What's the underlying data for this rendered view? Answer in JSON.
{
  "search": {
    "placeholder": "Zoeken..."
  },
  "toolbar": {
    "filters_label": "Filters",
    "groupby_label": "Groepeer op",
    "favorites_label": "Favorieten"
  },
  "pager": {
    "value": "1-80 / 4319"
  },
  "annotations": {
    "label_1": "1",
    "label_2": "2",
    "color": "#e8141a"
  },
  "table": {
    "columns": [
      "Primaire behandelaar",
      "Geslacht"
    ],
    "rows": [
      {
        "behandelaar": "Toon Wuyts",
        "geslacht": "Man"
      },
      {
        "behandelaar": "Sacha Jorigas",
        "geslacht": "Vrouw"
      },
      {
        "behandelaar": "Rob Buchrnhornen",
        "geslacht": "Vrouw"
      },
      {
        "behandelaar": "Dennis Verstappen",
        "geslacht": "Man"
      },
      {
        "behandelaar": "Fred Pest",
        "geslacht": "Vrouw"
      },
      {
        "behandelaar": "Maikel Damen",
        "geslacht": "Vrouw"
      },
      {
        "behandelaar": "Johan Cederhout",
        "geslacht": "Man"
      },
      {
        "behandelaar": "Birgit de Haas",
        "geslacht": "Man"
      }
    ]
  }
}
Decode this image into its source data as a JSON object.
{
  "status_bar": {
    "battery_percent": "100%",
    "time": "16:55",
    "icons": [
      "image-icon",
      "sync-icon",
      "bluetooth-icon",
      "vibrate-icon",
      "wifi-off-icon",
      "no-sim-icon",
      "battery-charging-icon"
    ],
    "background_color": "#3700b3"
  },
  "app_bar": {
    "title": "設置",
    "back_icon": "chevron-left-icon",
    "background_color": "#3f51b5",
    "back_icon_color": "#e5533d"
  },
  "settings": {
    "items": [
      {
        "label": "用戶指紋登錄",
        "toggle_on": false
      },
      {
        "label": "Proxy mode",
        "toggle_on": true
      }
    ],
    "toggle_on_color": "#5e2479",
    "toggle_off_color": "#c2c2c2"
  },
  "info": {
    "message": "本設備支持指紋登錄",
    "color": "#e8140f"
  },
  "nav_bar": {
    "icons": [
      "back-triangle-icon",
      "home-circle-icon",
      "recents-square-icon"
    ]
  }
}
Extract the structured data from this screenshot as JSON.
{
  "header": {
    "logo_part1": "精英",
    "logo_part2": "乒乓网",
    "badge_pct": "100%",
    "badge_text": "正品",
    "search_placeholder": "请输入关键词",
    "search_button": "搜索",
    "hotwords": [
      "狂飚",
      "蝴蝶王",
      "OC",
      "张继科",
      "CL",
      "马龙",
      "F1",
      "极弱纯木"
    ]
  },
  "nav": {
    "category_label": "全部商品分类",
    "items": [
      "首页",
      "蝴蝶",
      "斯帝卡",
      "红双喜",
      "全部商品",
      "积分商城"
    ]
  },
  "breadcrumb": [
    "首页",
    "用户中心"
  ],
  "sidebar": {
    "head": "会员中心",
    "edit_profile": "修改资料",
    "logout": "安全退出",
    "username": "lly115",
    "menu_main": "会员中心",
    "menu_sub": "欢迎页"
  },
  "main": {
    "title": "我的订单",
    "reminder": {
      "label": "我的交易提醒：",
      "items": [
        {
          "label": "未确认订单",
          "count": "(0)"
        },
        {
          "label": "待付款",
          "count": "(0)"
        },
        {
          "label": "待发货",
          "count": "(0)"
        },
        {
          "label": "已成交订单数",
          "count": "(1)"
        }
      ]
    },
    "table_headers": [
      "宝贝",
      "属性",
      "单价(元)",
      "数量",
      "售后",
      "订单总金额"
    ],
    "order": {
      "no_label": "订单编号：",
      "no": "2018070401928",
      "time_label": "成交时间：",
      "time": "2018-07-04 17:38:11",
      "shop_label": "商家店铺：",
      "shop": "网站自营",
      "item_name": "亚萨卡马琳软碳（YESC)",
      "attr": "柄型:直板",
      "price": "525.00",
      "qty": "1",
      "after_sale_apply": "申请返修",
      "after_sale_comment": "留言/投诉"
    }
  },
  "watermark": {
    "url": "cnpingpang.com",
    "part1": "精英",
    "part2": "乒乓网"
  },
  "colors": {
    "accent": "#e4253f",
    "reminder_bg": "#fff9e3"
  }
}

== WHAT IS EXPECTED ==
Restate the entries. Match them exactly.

== ANSWER TO THE PROBLEM ==
What's the underlying data for this rendered view? Answer in JSON.
{
  "search": {
    "placeholder": "Zoeken..."
  },
  "toolbar": {
    "filters_label": "Filters",
    "groupby_label": "Groepeer op",
    "favorites_label": "Favorieten"
  },
  "pager": {
    "value": "1-80 / 4319"
  },
  "annotations": {
    "label_1": "1",
    "label_2": "2",
    "color": "#e8141a"
  },
  "table": {
    "columns": [
      "Primaire behandelaar",
      "Geslacht"
    ],
    "rows": [
      {
        "behandelaar": "Toon Wuyts",
        "geslacht": "Man"
      },
      {
        "behandelaar": "Sacha Jorigas",
        "geslacht": "Vrouw"
      },
      {
        "behandelaar": "Rob Buchrnhornen",
        "geslacht": "Vrouw"
      },
      {
        "behandelaar": "Dennis Verstappen",
        "geslacht": "Man"
      },
      {
        "behandelaar": "Fred Pest",
        "geslacht": "Vrouw"
      },
      {
        "behandelaar": "Maikel Damen",
        "geslacht": "Vrouw"
      },
      {
        "behandelaar": "Johan Cederhout",
        "geslacht": "Man"
      },
      {
        "behandelaar": "Birgit de Haas",
        "geslacht": "Man"
      }
    ]
  }
}
Decode this image into its source data as a JSON object.
{
  "status_bar": {
    "battery_percent": "100%",
    "time": "16:55",
    "icons": [
      "image-icon",
      "sync-icon",
      "bluetooth-icon",
      "vibrate-icon",
      "wifi-off-icon",
      "no-sim-icon",
      "battery-charging-icon"
    ],
    "background_color": "#3700b3"
  },
  "app_bar": {
    "title": "設置",
    "back_icon": "chevron-left-icon",
    "background_color": "#3f51b5",
    "back_icon_color": "#e5533d"
  },
  "settings": {
    "items": [
      {
        "label": "用戶指紋登錄",
        "toggle_on": false
      },
      {
        "label": "Proxy mode",
        "toggle_on": true
      }
    ],
    "toggle_on_color": "#5e2479",
    "toggle_off_color": "#c2c2c2"
  },
  "info": {
    "message": "本設備支持指紋登錄",
    "color": "#e8140f"
  },
  "nav_bar": {
    "icons": [
      "back-triangle-icon",
      "home-circle-icon",
      "recents-square-icon"
    ]
  }
}
Extract the structured data from this screenshot as JSON.
{
  "header": {
    "logo_part1": "精英",
    "logo_part2": "乒乓网",
    "badge_pct": "100%",
    "badge_text": "正品",
    "search_placeholder": "请输入关键词",
    "search_button": "搜索",
    "hotwords": [
      "狂飚",
      "蝴蝶王",
      "OC",
      "张继科",
      "CL",
      "马龙",
      "F1",
      "极弱纯木"
    ]
  },
  "nav": {
    "category_label": "全部商品分类",
    "items": [
      "首页",
      "蝴蝶",
      "斯帝卡",
      "红双喜",
      "全部商品",
      "积分商城"
    ]
  },
  "breadcrumb": [
    "首页",
    "用户中心"
  ],
  "sidebar": {
    "head": "会员中心",
    "edit_profile": "修改资料",
    "logout": "安全退出",
    "username": "lly115",
    "menu_main": "会员中心",
    "menu_sub": "欢迎页"
  },
  "main": {
    "title": "我的订单",
    "reminder": {
      "label": "我的交易提醒：",
      "items": [
        {
          "label": "未确认订单",
          "count": "(0)"
        },
        {
          "label": "待付款",
          "count": "(0)"
        },
        {
          "label": "待发货",
          "count": "(0)"
        },
        {
          "label": "已成交订单数",
          "count": "(1)"
        }
      ]
    },
    "table_headers": [
      "宝贝",
      "属性",
      "单价(元)",
      "数量",
      "售后",
      "订单总金额"
    ],
    "order": {
      "no_label": "订单编号：",
      "no": "2018070401928",
      "time_label": "成交时间：",
      "time": "2018-07-04 17:38:11",
      "shop_label": "商家店铺：",
      "shop": "网站自营",
      "item_name": "亚萨卡马琳软碳（YESC)",
      "attr": "柄型:直板",
      "price": "525.00",
      "qty": "1",
      "after_sale_apply": "申请返修",
      "after_sale_comment": "留言/投诉"
    }
  },
  "watermark": {
    "url": "cnpingpang.com",
    "part1": "精英",
    "part2": "乒乓网"
  },
  "colors": {
    "accent": "#e4253f",
    "reminder_bg": "#fff9e3"
  }
}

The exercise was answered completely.